=== ACTIVITY ===
Search term "icon": work out how many lines of the data below contain it, and answer with that number alone.

Dataset rows for apps and sites:
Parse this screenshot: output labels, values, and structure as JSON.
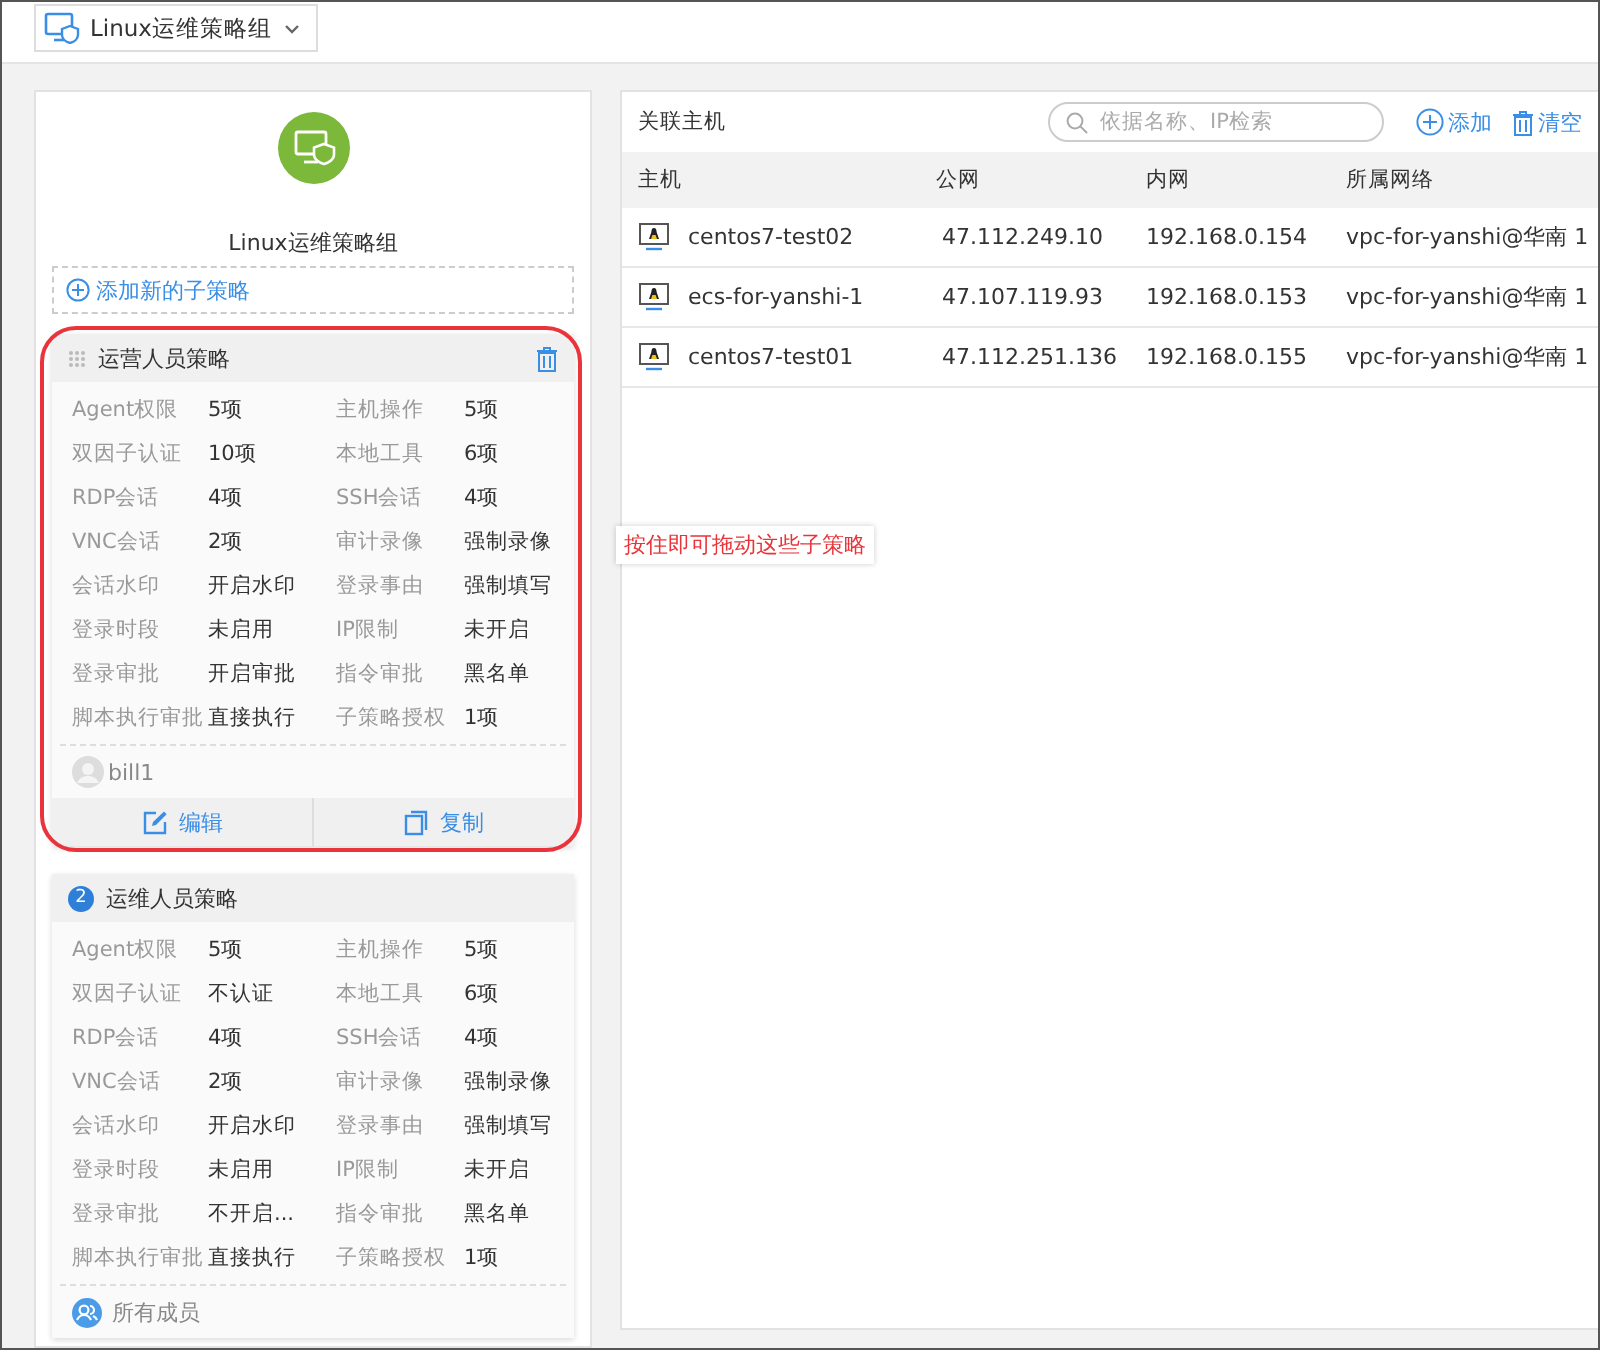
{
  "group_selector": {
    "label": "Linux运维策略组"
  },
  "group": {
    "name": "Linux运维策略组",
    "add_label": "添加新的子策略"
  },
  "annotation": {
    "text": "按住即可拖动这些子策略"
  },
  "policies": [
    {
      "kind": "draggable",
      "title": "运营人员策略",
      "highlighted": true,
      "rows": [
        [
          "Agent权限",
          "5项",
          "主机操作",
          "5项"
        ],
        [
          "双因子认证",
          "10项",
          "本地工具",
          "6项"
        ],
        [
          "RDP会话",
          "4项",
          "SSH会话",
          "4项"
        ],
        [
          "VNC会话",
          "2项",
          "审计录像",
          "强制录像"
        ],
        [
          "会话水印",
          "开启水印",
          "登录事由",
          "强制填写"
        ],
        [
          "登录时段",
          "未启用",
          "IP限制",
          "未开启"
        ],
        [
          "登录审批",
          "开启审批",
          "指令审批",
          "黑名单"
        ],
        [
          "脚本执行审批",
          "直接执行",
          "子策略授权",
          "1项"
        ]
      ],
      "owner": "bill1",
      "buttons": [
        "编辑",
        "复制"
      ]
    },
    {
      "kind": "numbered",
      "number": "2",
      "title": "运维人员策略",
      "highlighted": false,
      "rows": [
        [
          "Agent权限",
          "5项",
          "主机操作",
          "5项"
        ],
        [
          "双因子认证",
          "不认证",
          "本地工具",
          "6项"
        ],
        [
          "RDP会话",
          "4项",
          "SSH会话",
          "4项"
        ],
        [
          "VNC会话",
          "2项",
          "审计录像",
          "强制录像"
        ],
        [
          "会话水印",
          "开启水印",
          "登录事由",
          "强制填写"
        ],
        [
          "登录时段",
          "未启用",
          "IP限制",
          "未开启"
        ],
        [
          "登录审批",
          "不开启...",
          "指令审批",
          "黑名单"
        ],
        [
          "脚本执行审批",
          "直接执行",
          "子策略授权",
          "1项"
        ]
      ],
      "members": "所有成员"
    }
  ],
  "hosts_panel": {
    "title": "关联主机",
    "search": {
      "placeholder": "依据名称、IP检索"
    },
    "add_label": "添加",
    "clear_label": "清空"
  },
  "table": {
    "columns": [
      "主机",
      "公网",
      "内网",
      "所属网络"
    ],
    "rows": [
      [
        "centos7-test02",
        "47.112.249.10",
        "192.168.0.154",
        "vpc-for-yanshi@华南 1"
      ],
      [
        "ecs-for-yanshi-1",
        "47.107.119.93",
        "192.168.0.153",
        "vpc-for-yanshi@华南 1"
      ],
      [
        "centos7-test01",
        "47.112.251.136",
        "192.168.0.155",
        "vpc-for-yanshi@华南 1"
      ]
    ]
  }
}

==

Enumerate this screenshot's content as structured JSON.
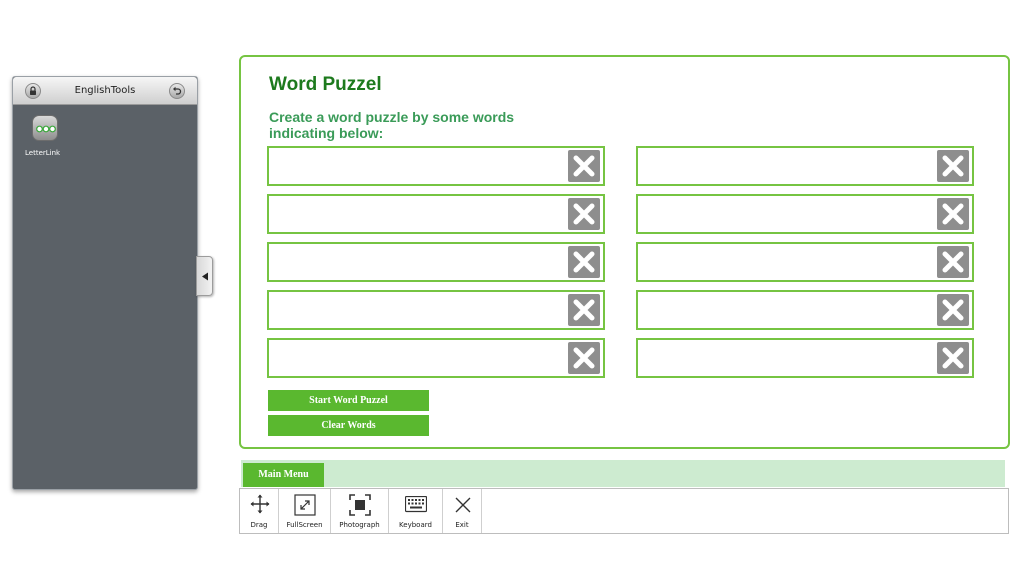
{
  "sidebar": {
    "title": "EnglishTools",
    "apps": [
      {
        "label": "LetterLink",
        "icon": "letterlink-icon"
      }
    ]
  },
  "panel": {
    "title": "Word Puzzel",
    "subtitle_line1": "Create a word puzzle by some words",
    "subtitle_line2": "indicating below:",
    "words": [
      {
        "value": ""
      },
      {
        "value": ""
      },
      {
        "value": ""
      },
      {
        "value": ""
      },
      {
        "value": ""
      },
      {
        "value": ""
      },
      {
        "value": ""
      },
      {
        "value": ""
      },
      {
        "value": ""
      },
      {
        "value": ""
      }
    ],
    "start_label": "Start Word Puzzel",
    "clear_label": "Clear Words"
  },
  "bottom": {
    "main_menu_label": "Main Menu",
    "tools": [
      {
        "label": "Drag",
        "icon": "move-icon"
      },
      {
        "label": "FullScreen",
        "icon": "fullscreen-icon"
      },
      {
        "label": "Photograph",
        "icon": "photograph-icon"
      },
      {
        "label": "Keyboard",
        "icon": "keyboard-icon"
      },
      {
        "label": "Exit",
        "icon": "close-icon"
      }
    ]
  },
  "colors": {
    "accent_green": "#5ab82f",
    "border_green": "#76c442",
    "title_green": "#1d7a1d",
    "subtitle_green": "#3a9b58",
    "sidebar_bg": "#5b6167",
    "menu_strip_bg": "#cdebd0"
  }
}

=== SOLUTION FOR THIS PROBLEM ===
6